We first learned of Acer's plans to release an Ion-based nettop back in February of this year when leaked slides hit the web, and now another leak reveals what the specs might look like.
As it stands, Acer's Hornet nettop will come in three SKUs, each one outfitted with Intel's Atom N230 processor. Other specs, depending on the model, include up to 2GB of RAM, up 160GB of storage, optional WiFi, optional wireless keyboard and mouse, and other odds and ends.
The upcoming Hornet also looks to take a page from Nintendo with a Wii-style remote that can be used for both gaming and media controls.
No word yet on availability, although news and rumor site DigiTimes says it will debut in Beijing on April 8. Pricing is expected to be in the $150 to $300 range.

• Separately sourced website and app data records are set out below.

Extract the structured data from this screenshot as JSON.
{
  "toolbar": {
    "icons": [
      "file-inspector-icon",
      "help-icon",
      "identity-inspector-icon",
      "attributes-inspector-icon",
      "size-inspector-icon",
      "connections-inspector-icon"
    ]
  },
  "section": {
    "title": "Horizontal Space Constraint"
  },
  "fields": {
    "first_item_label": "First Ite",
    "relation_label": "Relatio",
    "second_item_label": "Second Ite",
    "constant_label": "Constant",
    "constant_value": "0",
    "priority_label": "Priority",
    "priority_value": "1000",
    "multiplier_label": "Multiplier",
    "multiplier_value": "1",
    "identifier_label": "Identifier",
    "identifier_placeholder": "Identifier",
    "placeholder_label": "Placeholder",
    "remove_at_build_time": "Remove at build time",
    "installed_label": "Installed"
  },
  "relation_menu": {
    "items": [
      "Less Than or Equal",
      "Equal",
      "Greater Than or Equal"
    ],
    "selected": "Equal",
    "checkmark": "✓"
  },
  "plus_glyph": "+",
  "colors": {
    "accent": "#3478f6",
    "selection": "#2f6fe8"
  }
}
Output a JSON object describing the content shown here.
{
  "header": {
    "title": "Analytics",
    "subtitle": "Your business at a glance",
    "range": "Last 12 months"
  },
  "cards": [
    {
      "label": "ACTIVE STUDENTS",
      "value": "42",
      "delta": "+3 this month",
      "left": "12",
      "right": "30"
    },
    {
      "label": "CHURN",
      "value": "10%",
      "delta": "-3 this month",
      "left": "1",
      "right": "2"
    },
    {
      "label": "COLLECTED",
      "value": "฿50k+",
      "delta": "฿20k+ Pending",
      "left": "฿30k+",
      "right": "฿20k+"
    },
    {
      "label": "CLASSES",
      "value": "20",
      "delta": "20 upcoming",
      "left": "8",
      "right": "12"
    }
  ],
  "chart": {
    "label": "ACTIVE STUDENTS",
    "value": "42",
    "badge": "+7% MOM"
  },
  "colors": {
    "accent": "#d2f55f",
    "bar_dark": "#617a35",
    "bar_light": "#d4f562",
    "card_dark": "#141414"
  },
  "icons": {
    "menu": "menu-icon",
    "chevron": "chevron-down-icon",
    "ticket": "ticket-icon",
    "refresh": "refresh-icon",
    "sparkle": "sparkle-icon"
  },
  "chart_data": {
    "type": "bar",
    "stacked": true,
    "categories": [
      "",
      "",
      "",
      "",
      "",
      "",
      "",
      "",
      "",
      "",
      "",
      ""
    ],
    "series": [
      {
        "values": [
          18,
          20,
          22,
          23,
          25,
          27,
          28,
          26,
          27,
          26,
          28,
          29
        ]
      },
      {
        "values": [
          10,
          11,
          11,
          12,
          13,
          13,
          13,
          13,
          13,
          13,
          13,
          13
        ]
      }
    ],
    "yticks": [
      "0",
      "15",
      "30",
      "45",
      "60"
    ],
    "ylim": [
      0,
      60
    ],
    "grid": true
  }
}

In what Dell describes as "fashion meets function," the OEM has introduced an octuplet of color configurations for its refreshed Inspiron desktop line. That's more than what's found in some crayon boxes and includes Piano Black, Pure White, True Blue, Formula Red, Tangerine Orange, Spring Green, Plum Purple, and Promise Pink. The Promise Pink is a collaboration with Susan G. Komen for the Cure program to fight breast cancer - for every Promise Pink laptop or Mini Dell sells, it donates $5 to the cause.

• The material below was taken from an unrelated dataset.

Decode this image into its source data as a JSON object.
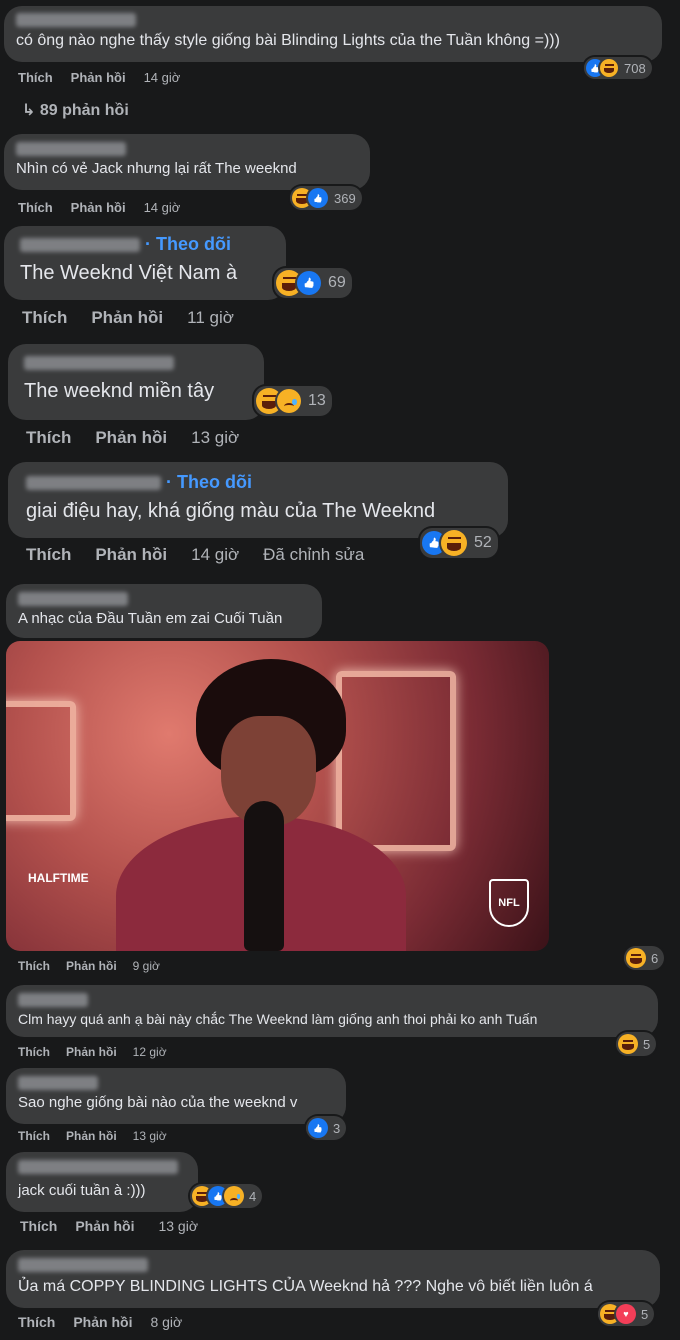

The colorful Inspiron desktop line also includes a wide range of processor selections, such as Intel's Celeron, Core 2 Duo, and Core 2 Quad, and AMD's Sempron, Athlon, and Phenom X4 CPUs. Other configuration options include integrated Intel graphics or discrete ATI Radeon graphics, up to 8GB of memory, up to 750GB of storage on the slim tower and up to 1TB on the mini-tower, optional 19-in-1 media card reader, optional HDMI port, 6 USB 2.0 ports, and dual optical drive options.

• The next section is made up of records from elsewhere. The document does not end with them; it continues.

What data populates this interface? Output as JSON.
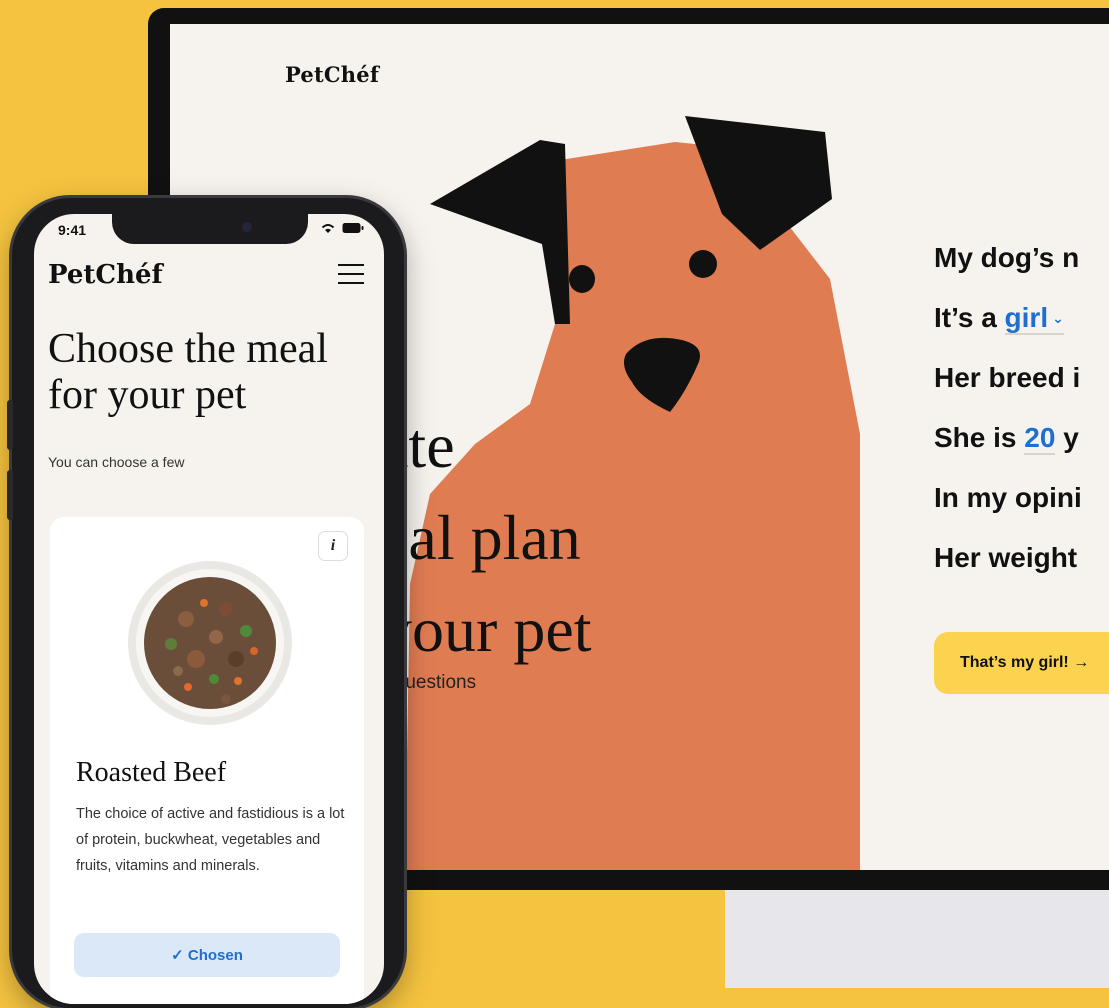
{
  "desktop": {
    "logo": "PetChéf",
    "hero_title_lines": [
      "ate",
      "eal plan",
      "your pet"
    ],
    "hero_subtitle": "v questions",
    "form": {
      "line1": "My dog’s n",
      "line2_prefix": "It’s a ",
      "gender_value": "girl",
      "line3": "Her breed i",
      "line4_prefix": "She is ",
      "age_value": "20",
      "line4_suffix": " y",
      "line5": "In my opini",
      "line6": "Her weight"
    },
    "cta_label": "That’s my girl!  →"
  },
  "phone": {
    "status_time": "9:41",
    "status_icons": "▾ ▬",
    "logo": "PetChéf",
    "title_line1": "Choose the meal",
    "title_line2": "for your pet",
    "subtitle": "You can choose a few",
    "card": {
      "info_label": "i",
      "title": "Roasted Beef",
      "description": "The choice of active and fastidious is a lot of protein, buckwheat, vegetables and fruits, vitamins and minerals.",
      "chosen_label": "✓ Chosen"
    }
  },
  "colors": {
    "background": "#f5c33f",
    "dog": "#e07c52",
    "accent_blue": "#1f6fd0",
    "cta_yellow": "#fcd34f",
    "screen_bg": "#f6f3ee"
  },
  "icons": [
    "hamburger-menu-icon",
    "info-icon",
    "check-icon",
    "arrow-right-icon",
    "wifi-icon",
    "battery-icon"
  ]
}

Dell says its new slim and mini-tower Inspiron desktops debut today in China, with U.S. availability expected this spring starting at $299.
Beauty is in the eye of the beholder, and while we described Acer's Predator PCs as looking "hot," we meant it figuratively, not literally. As it turns out, it didn't matter how me meant it, because according to Acer, who has issued a recall, the high-end gaming rigs are prone to overheating posing a potential burn hazard.
"Acer has received two reports of computers short circuiting, resulting in melted internal components and external casing. Neither incident occurred in the U.S. No injuries have been reported," Acer wrote in its recall notice.
Acer said the problem occurs when insulation on the affected machines' internal wiring becomes bent or stripped, causing the wires to overheat. The recall includes model numbers ASG7200 and ASG7700, which Acer says were sold by computer and electronic stores nationwide from May 2008 through December 2008.
If you have one of these models, Acer says you should stop using it immediately and contact them at 866-695-2237 or visit Acer's website.